[PROMPT] Make an exact copy of the records below, leaving every image out.

### PROVIDED ENTRIES ###

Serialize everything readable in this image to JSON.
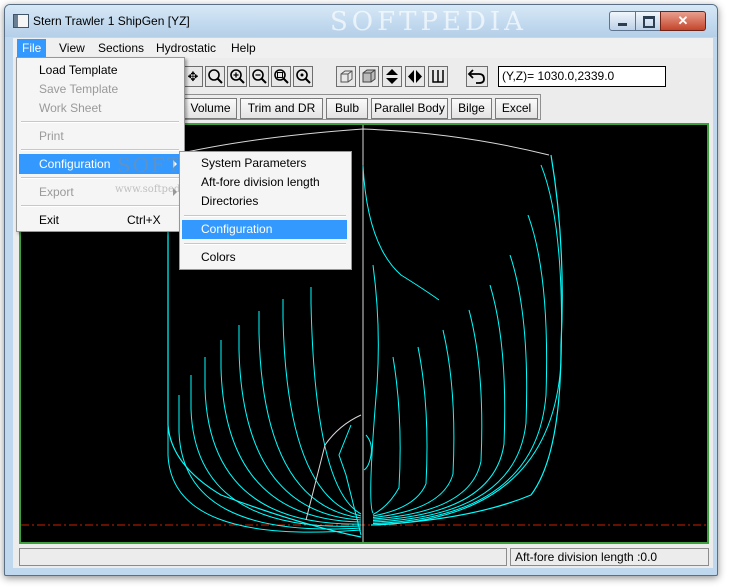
{
  "window": {
    "title": "Stern Trawler  1 ShipGen [YZ]",
    "watermark": "SOFTPEDIA"
  },
  "menubar": {
    "items": [
      "File",
      "View",
      "Sections",
      "Hydrostatic",
      "Help"
    ]
  },
  "toolbar": {
    "icons": [
      "pan-icon",
      "zoom-window-icon",
      "zoom-in-icon",
      "zoom-out-icon",
      "zoom-all-icon",
      "zoom-fit-icon",
      "cube-view-icon",
      "box-view-icon",
      "flip-vertical-icon",
      "flip-horizontal-icon",
      "section-view-icon",
      "undo-icon"
    ],
    "coordinates": "(Y,Z)= 1030.0,2339.0"
  },
  "toolbar2": {
    "buttons": [
      "Volume",
      "Trim and DR",
      "Bulb",
      "Parallel Body",
      "Bilge",
      "Excel"
    ]
  },
  "file_menu": {
    "items": [
      {
        "label": "Load Template",
        "enabled": true
      },
      {
        "label": "Save Template",
        "enabled": false
      },
      {
        "label": "Work Sheet",
        "enabled": false
      },
      {
        "label": "Print",
        "enabled": false
      },
      {
        "label": "Configuration",
        "enabled": true,
        "submenu": true,
        "highlighted": true
      },
      {
        "label": "Export",
        "enabled": false,
        "submenu": true
      },
      {
        "label": "Exit",
        "enabled": true,
        "shortcut": "Ctrl+X"
      }
    ],
    "watermark": "SOFTPEDIA",
    "watermark_url": "www.softpedia.com"
  },
  "config_submenu": {
    "items": [
      "System Parameters",
      "Aft-fore division length",
      "Directories",
      "Configuration",
      "Colors"
    ],
    "highlighted": "Configuration"
  },
  "status": {
    "left": "",
    "right": "Aft-fore division length :0.0"
  },
  "colors": {
    "canvas_bg": "#000000",
    "hull_lines": "#00ffff",
    "centerline": "#d8d8d8",
    "baseline": "#cc2200",
    "canvas_border": "#3ca03c",
    "highlight": "#3399ff"
  }
}
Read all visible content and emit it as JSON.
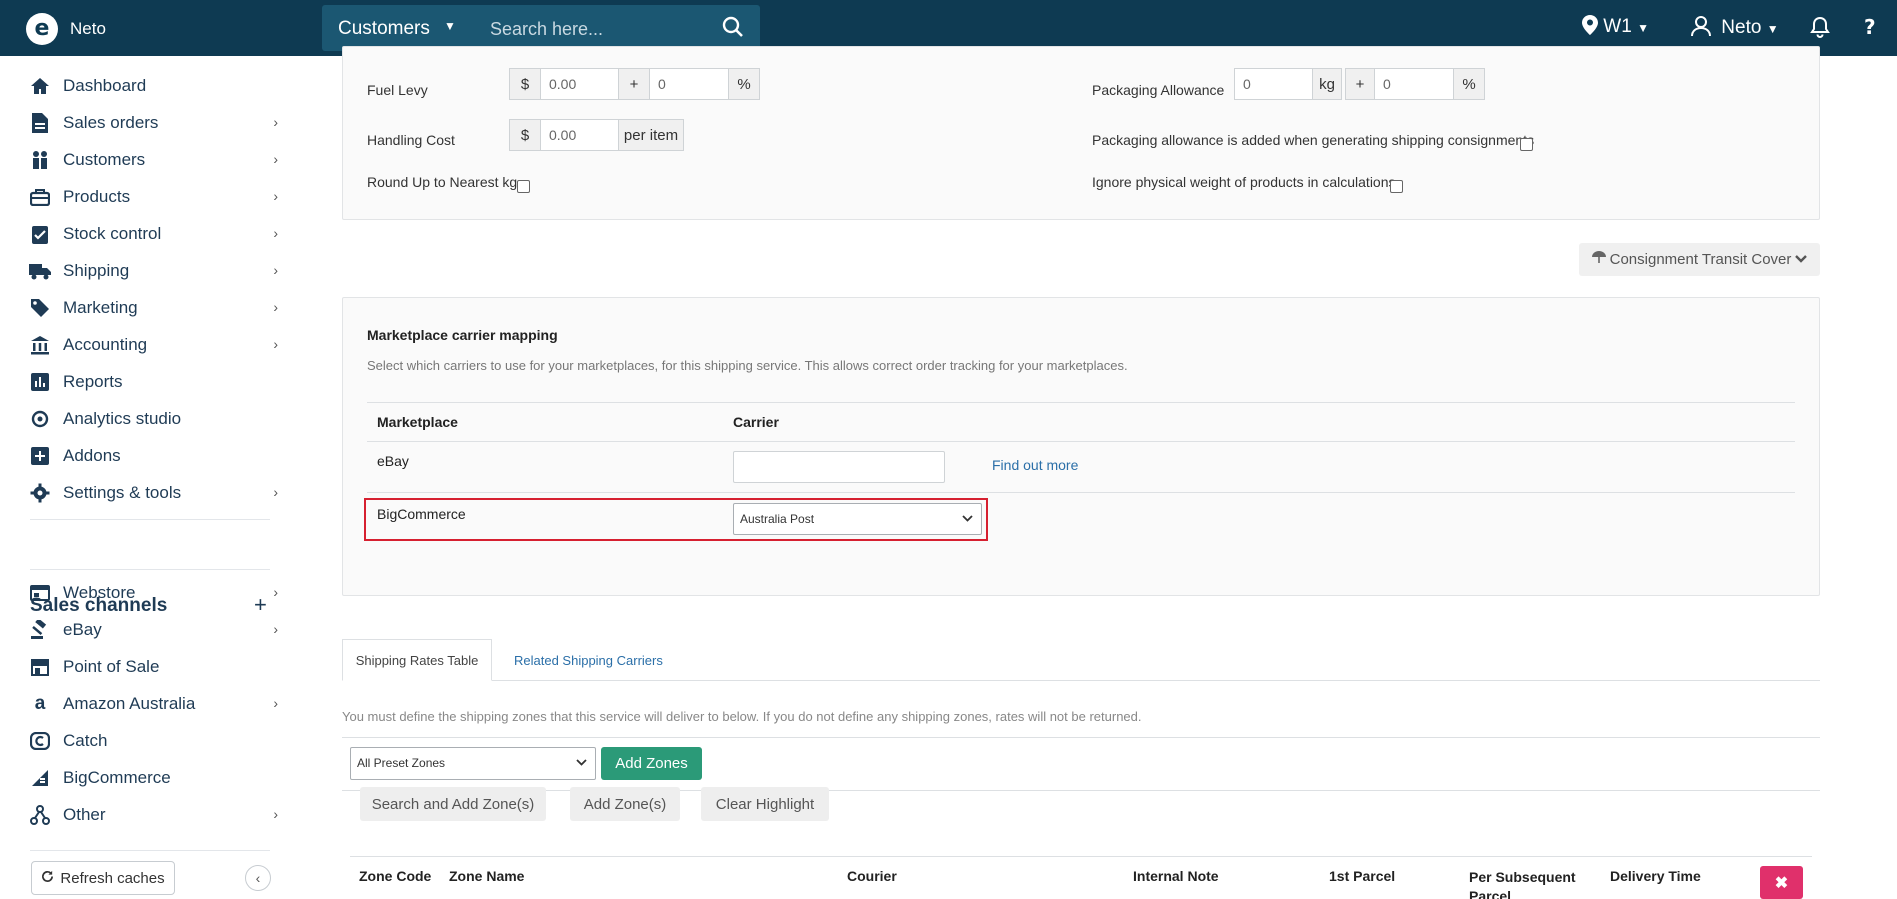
{
  "topbar": {
    "brand": "Neto",
    "search_scope": "Customers",
    "search_placeholder": "Search here...",
    "location": "W1",
    "user": "Neto"
  },
  "sidebar": {
    "items": [
      {
        "label": "Dashboard",
        "icon": "home-icon",
        "has_children": false
      },
      {
        "label": "Sales orders",
        "icon": "document-icon",
        "has_children": true
      },
      {
        "label": "Customers",
        "icon": "people-icon",
        "has_children": true
      },
      {
        "label": "Products",
        "icon": "box-icon",
        "has_children": true
      },
      {
        "label": "Stock control",
        "icon": "clipboard-check-icon",
        "has_children": true
      },
      {
        "label": "Shipping",
        "icon": "truck-icon",
        "has_children": true
      },
      {
        "label": "Marketing",
        "icon": "tag-icon",
        "has_children": true
      },
      {
        "label": "Accounting",
        "icon": "bank-icon",
        "has_children": true
      },
      {
        "label": "Reports",
        "icon": "bar-chart-icon",
        "has_children": false
      },
      {
        "label": "Analytics studio",
        "icon": "analytics-icon",
        "has_children": false
      },
      {
        "label": "Addons",
        "icon": "plus-square-icon",
        "has_children": false
      },
      {
        "label": "Settings & tools",
        "icon": "gear-icon",
        "has_children": true
      }
    ],
    "sales_channels_title": "Sales channels",
    "channels": [
      {
        "label": "Webstore",
        "icon": "browser-icon",
        "has_children": true
      },
      {
        "label": "eBay",
        "icon": "gavel-icon",
        "has_children": true
      },
      {
        "label": "Point of Sale",
        "icon": "store-icon",
        "has_children": false
      },
      {
        "label": "Amazon Australia",
        "icon": "amazon-icon",
        "has_children": true
      },
      {
        "label": "Catch",
        "icon": "catch-icon",
        "has_children": false
      },
      {
        "label": "BigCommerce",
        "icon": "bigcommerce-icon",
        "has_children": false
      },
      {
        "label": "Other",
        "icon": "network-icon",
        "has_children": true
      }
    ],
    "refresh_label": "Refresh caches"
  },
  "cost_panel": {
    "fuel_levy_label": "Fuel Levy",
    "fuel_levy_currency": "$",
    "fuel_levy_value": "0.00",
    "fuel_levy_plus": "+",
    "fuel_levy_percent_value": "0",
    "fuel_levy_percent": "%",
    "handling_cost_label": "Handling Cost",
    "handling_currency": "$",
    "handling_value": "0.00",
    "handling_unit": "per item",
    "round_up_label": "Round Up to Nearest kg",
    "packaging_allowance_label": "Packaging Allowance",
    "packaging_value": "0",
    "packaging_unit": "kg",
    "packaging_plus": "+",
    "packaging_percent_value": "0",
    "packaging_percent": "%",
    "packaging_consignment_label": "Packaging allowance is added when generating shipping consignments",
    "ignore_weight_label": "Ignore physical weight of products in calculations"
  },
  "transit_cover_label": "Consignment Transit Cover",
  "marketplace_mapping": {
    "title": "Marketplace carrier mapping",
    "description": "Select which carriers to use for your marketplaces, for this shipping service. This allows correct order tracking for your marketplaces.",
    "col_marketplace": "Marketplace",
    "col_carrier": "Carrier",
    "rows": [
      {
        "marketplace": "eBay",
        "carrier": "",
        "link": "Find out more"
      },
      {
        "marketplace": "BigCommerce",
        "carrier": "Australia Post"
      }
    ]
  },
  "tabs": {
    "active": "Shipping Rates Table",
    "other": "Related Shipping Carriers"
  },
  "zones": {
    "notice": "You must define the shipping zones that this service will deliver to below. If you do not define any shipping zones, rates will not be returned.",
    "preset_select": "All Preset Zones",
    "add_zones_label": "Add Zones",
    "search_add_label": "Search and Add Zone(s)",
    "add_zone_label": "Add Zone(s)",
    "clear_highlight_label": "Clear Highlight",
    "columns": [
      "Zone Code",
      "Zone Name",
      "Courier",
      "Internal Note",
      "1st Parcel",
      "Per Subsequent Parcel",
      "Delivery Time"
    ]
  }
}
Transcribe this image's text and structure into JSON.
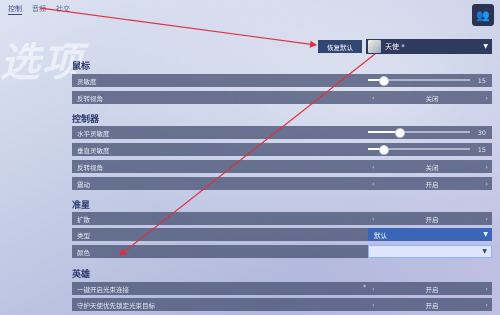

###

[EXERCISE SOLUTION]
Serialize everything readable in this image to JSON.
{
  "window": {
    "title": "Stern Trawler  1 ShipGen [YZ]",
    "watermark": "SOFTPEDIA"
  },
  "menubar": {
    "items": [
      "File",
      "View",
      "Sections",
      "Hydrostatic",
      "Help"
    ]
  },
  "toolbar": {
    "icons": [
      "pan-icon",
      "zoom-window-icon",
      "zoom-in-icon",
      "zoom-out-icon",
      "zoom-all-icon",
      "zoom-fit-icon",
      "cube-view-icon",
      "box-view-icon",
      "flip-vertical-icon",
      "flip-horizontal-icon",
      "section-view-icon",
      "undo-icon"
    ],
    "coordinates": "(Y,Z)= 1030.0,2339.0"
  },
  "toolbar2": {
    "buttons": [
      "Volume",
      "Trim and DR",
      "Bulb",
      "Parallel Body",
      "Bilge",
      "Excel"
    ]
  },
  "file_menu": {
    "items": [
      {
        "label": "Load Template",
        "enabled": true
      },
      {
        "label": "Save Template",
        "enabled": false
      },
      {
        "label": "Work Sheet",
        "enabled": false
      },
      {
        "label": "Print",
        "enabled": false
      },
      {
        "label": "Configuration",
        "enabled": true,
        "submenu": true,
        "highlighted": true
      },
      {
        "label": "Export",
        "enabled": false,
        "submenu": true
      },
      {
        "label": "Exit",
        "enabled": true,
        "shortcut": "Ctrl+X"
      }
    ],
    "watermark": "SOFTPEDIA",
    "watermark_url": "www.softpedia.com"
  },
  "config_submenu": {
    "items": [
      "System Parameters",
      "Aft-fore division length",
      "Directories",
      "Configuration",
      "Colors"
    ],
    "highlighted": "Configuration"
  },
  "status": {
    "left": "",
    "right": "Aft-fore division length :0.0"
  },
  "colors": {
    "canvas_bg": "#000000",
    "hull_lines": "#00ffff",
    "centerline": "#d8d8d8",
    "baseline": "#cc2200",
    "canvas_border": "#3ca03c",
    "highlight": "#3399ff"
  }
}
Read all visible content and emit it as JSON.
{
  "topbar": {
    "brand": "Neto",
    "search_scope": "Customers",
    "search_placeholder": "Search here...",
    "location": "W1",
    "user": "Neto"
  },
  "sidebar": {
    "items": [
      {
        "label": "Dashboard",
        "icon": "home-icon",
        "has_children": false
      },
      {
        "label": "Sales orders",
        "icon": "document-icon",
        "has_children": true
      },
      {
        "label": "Customers",
        "icon": "people-icon",
        "has_children": true
      },
      {
        "label": "Products",
        "icon": "box-icon",
        "has_children": true
      },
      {
        "label": "Stock control",
        "icon": "clipboard-check-icon",
        "has_children": true
      },
      {
        "label": "Shipping",
        "icon": "truck-icon",
        "has_children": true
      },
      {
        "label": "Marketing",
        "icon": "tag-icon",
        "has_children": true
      },
      {
        "label": "Accounting",
        "icon": "bank-icon",
        "has_children": true
      },
      {
        "label": "Reports",
        "icon": "bar-chart-icon",
        "has_children": false
      },
      {
        "label": "Analytics studio",
        "icon": "analytics-icon",
        "has_children": false
      },
      {
        "label": "Addons",
        "icon": "plus-square-icon",
        "has_children": false
      },
      {
        "label": "Settings & tools",
        "icon": "gear-icon",
        "has_children": true
      }
    ],
    "sales_channels_title": "Sales channels",
    "channels": [
      {
        "label": "Webstore",
        "icon": "browser-icon",
        "has_children": true
      },
      {
        "label": "eBay",
        "icon": "gavel-icon",
        "has_children": true
      },
      {
        "label": "Point of Sale",
        "icon": "store-icon",
        "has_children": false
      },
      {
        "label": "Amazon Australia",
        "icon": "amazon-icon",
        "has_children": true
      },
      {
        "label": "Catch",
        "icon": "catch-icon",
        "has_children": false
      },
      {
        "label": "BigCommerce",
        "icon": "bigcommerce-icon",
        "has_children": false
      },
      {
        "label": "Other",
        "icon": "network-icon",
        "has_children": true
      }
    ],
    "refresh_label": "Refresh caches"
  },
  "cost_panel": {
    "fuel_levy_label": "Fuel Levy",
    "fuel_levy_currency": "$",
    "fuel_levy_value": "0.00",
    "fuel_levy_plus": "+",
    "fuel_levy_percent_value": "0",
    "fuel_levy_percent": "%",
    "handling_cost_label": "Handling Cost",
    "handling_currency": "$",
    "handling_value": "0.00",
    "handling_unit": "per item",
    "round_up_label": "Round Up to Nearest kg",
    "packaging_allowance_label": "Packaging Allowance",
    "packaging_value": "0",
    "packaging_unit": "kg",
    "packaging_plus": "+",
    "packaging_percent_value": "0",
    "packaging_percent": "%",
    "packaging_consignment_label": "Packaging allowance is added when generating shipping consignments",
    "ignore_weight_label": "Ignore physical weight of products in calculations"
  },
  "transit_cover_label": "Consignment Transit Cover",
  "marketplace_mapping": {
    "title": "Marketplace carrier mapping",
    "description": "Select which carriers to use for your marketplaces, for this shipping service. This allows correct order tracking for your marketplaces.",
    "col_marketplace": "Marketplace",
    "col_carrier": "Carrier",
    "rows": [
      {
        "marketplace": "eBay",
        "carrier": "",
        "link": "Find out more"
      },
      {
        "marketplace": "BigCommerce",
        "carrier": "Australia Post"
      }
    ]
  },
  "tabs": {
    "active": "Shipping Rates Table",
    "other": "Related Shipping Carriers"
  },
  "zones": {
    "notice": "You must define the shipping zones that this service will deliver to below. If you do not define any shipping zones, rates will not be returned.",
    "preset_select": "All Preset Zones",
    "add_zones_label": "Add Zones",
    "search_add_label": "Search and Add Zone(s)",
    "add_zone_label": "Add Zone(s)",
    "clear_highlight_label": "Clear Highlight",
    "columns": [
      "Zone Code",
      "Zone Name",
      "Courier",
      "Internal Note",
      "1st Parcel",
      "Per Subsequent Parcel",
      "Delivery Time"
    ]
  }
}
Transcribe this image's text and structure into JSON.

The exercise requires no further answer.